Original article written by David Keene on avnetwork.com
While most of the goings on at the huge CES show in Las Vegas this week do not directly affect the pro video, audio, and AV world, we can’t discount the growing trend of product development in the consumer electronics world powering R&D for displays and other technologies that will eventually impact the pro world. Not to mention the jockeying of the tech giants who love the pro world but who really make the lions share of their sales in CE. The days when all video, image processing, and user interface platform breakthroughs came first to pro video or broadcast and then filtered over to the consumer world are over. Today what Google, Apple, Samsung, LG, et al do best, they often do it first in the larger CE realm.

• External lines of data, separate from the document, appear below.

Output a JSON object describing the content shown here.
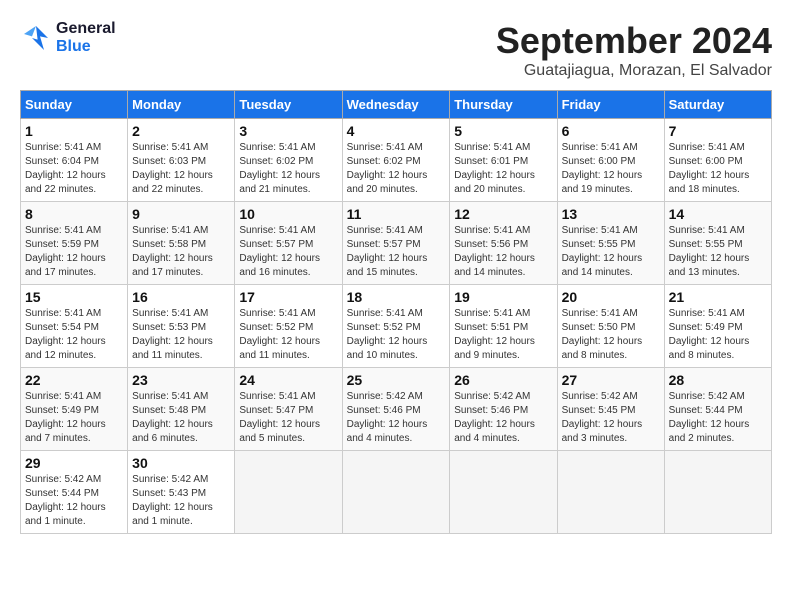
{
  "logo": {
    "line1": "General",
    "line2": "Blue"
  },
  "title": "September 2024",
  "subtitle": "Guatajiagua, Morazan, El Salvador",
  "days_of_week": [
    "Sunday",
    "Monday",
    "Tuesday",
    "Wednesday",
    "Thursday",
    "Friday",
    "Saturday"
  ],
  "weeks": [
    [
      {
        "day": "1",
        "info": "Sunrise: 5:41 AM\nSunset: 6:04 PM\nDaylight: 12 hours\nand 22 minutes."
      },
      {
        "day": "2",
        "info": "Sunrise: 5:41 AM\nSunset: 6:03 PM\nDaylight: 12 hours\nand 22 minutes."
      },
      {
        "day": "3",
        "info": "Sunrise: 5:41 AM\nSunset: 6:02 PM\nDaylight: 12 hours\nand 21 minutes."
      },
      {
        "day": "4",
        "info": "Sunrise: 5:41 AM\nSunset: 6:02 PM\nDaylight: 12 hours\nand 20 minutes."
      },
      {
        "day": "5",
        "info": "Sunrise: 5:41 AM\nSunset: 6:01 PM\nDaylight: 12 hours\nand 20 minutes."
      },
      {
        "day": "6",
        "info": "Sunrise: 5:41 AM\nSunset: 6:00 PM\nDaylight: 12 hours\nand 19 minutes."
      },
      {
        "day": "7",
        "info": "Sunrise: 5:41 AM\nSunset: 6:00 PM\nDaylight: 12 hours\nand 18 minutes."
      }
    ],
    [
      {
        "day": "8",
        "info": "Sunrise: 5:41 AM\nSunset: 5:59 PM\nDaylight: 12 hours\nand 17 minutes."
      },
      {
        "day": "9",
        "info": "Sunrise: 5:41 AM\nSunset: 5:58 PM\nDaylight: 12 hours\nand 17 minutes."
      },
      {
        "day": "10",
        "info": "Sunrise: 5:41 AM\nSunset: 5:57 PM\nDaylight: 12 hours\nand 16 minutes."
      },
      {
        "day": "11",
        "info": "Sunrise: 5:41 AM\nSunset: 5:57 PM\nDaylight: 12 hours\nand 15 minutes."
      },
      {
        "day": "12",
        "info": "Sunrise: 5:41 AM\nSunset: 5:56 PM\nDaylight: 12 hours\nand 14 minutes."
      },
      {
        "day": "13",
        "info": "Sunrise: 5:41 AM\nSunset: 5:55 PM\nDaylight: 12 hours\nand 14 minutes."
      },
      {
        "day": "14",
        "info": "Sunrise: 5:41 AM\nSunset: 5:55 PM\nDaylight: 12 hours\nand 13 minutes."
      }
    ],
    [
      {
        "day": "15",
        "info": "Sunrise: 5:41 AM\nSunset: 5:54 PM\nDaylight: 12 hours\nand 12 minutes."
      },
      {
        "day": "16",
        "info": "Sunrise: 5:41 AM\nSunset: 5:53 PM\nDaylight: 12 hours\nand 11 minutes."
      },
      {
        "day": "17",
        "info": "Sunrise: 5:41 AM\nSunset: 5:52 PM\nDaylight: 12 hours\nand 11 minutes."
      },
      {
        "day": "18",
        "info": "Sunrise: 5:41 AM\nSunset: 5:52 PM\nDaylight: 12 hours\nand 10 minutes."
      },
      {
        "day": "19",
        "info": "Sunrise: 5:41 AM\nSunset: 5:51 PM\nDaylight: 12 hours\nand 9 minutes."
      },
      {
        "day": "20",
        "info": "Sunrise: 5:41 AM\nSunset: 5:50 PM\nDaylight: 12 hours\nand 8 minutes."
      },
      {
        "day": "21",
        "info": "Sunrise: 5:41 AM\nSunset: 5:49 PM\nDaylight: 12 hours\nand 8 minutes."
      }
    ],
    [
      {
        "day": "22",
        "info": "Sunrise: 5:41 AM\nSunset: 5:49 PM\nDaylight: 12 hours\nand 7 minutes."
      },
      {
        "day": "23",
        "info": "Sunrise: 5:41 AM\nSunset: 5:48 PM\nDaylight: 12 hours\nand 6 minutes."
      },
      {
        "day": "24",
        "info": "Sunrise: 5:41 AM\nSunset: 5:47 PM\nDaylight: 12 hours\nand 5 minutes."
      },
      {
        "day": "25",
        "info": "Sunrise: 5:42 AM\nSunset: 5:46 PM\nDaylight: 12 hours\nand 4 minutes."
      },
      {
        "day": "26",
        "info": "Sunrise: 5:42 AM\nSunset: 5:46 PM\nDaylight: 12 hours\nand 4 minutes."
      },
      {
        "day": "27",
        "info": "Sunrise: 5:42 AM\nSunset: 5:45 PM\nDaylight: 12 hours\nand 3 minutes."
      },
      {
        "day": "28",
        "info": "Sunrise: 5:42 AM\nSunset: 5:44 PM\nDaylight: 12 hours\nand 2 minutes."
      }
    ],
    [
      {
        "day": "29",
        "info": "Sunrise: 5:42 AM\nSunset: 5:44 PM\nDaylight: 12 hours\nand 1 minute."
      },
      {
        "day": "30",
        "info": "Sunrise: 5:42 AM\nSunset: 5:43 PM\nDaylight: 12 hours\nand 1 minute."
      },
      {
        "day": "",
        "info": ""
      },
      {
        "day": "",
        "info": ""
      },
      {
        "day": "",
        "info": ""
      },
      {
        "day": "",
        "info": ""
      },
      {
        "day": "",
        "info": ""
      }
    ]
  ]
}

The arrow of causality from pro to CE has not reversed completely or permanently but there is big momentum from the CE world on many fronts.
If you’re too busy designing a command and control center for a major city’s traffic control hub, a university teaching theater, a corporate meeting space, or a hospital data visualization system to attend CES and wade through drone pavilions and wearables to sleuth out what’s important, here are some highlights of what from the CE(S) world should be on your radar, as CES 2018 rolls up a tumultuous week in Las Vegas:
8K is not the big story from CES. It's a story, but 8K is the same story– the same evolution– for every display manufacturer. At CES 2018 two of the most important things that happened in the display realm of significance are: LG doubled down on OLED breakthroughs, and Samsung showed they can do “emissive” too. Revolution? It’s part of one– that we in the large screen video world are seeing in other quarters.
Click here to read more about these displays.
In 2017 Google Assistant emerged as the first serious contender to Alexa– so CES 2018 is being seen as Google vs. Amazon for the “voice ecosystem” by some. Why is this important? Google Home, it’s being touted at CES, will be the company's best-selling hardware product. That’s saying a lot, since the Chromebook was and is a hugely successful product– largely fueled by the K-12 education market. Recent numbers from consulting firm Futuresource said Google was commanding 58 percent of U.S. K-12 school market for devices (tablets, netbooks, etc). Windows is in second with 22 percent and the combined MacOS and iOS are at 19 percent. Amazingly, just three years ago, Apple represented nearly half of devices being shipped to U.S. classrooms. So Google, supporting hardware that was cheap, won a big market battle vs. Apple and Microsoft in the classroom with an education console (marketed and branded by Dell, Samsung, Acer, HP, etc) very well received and that made it possible for IT administrators to manage profiles on individual devices or manage multiple students on one device.
Click here to learn what that has to do with Google vs. Amazon now.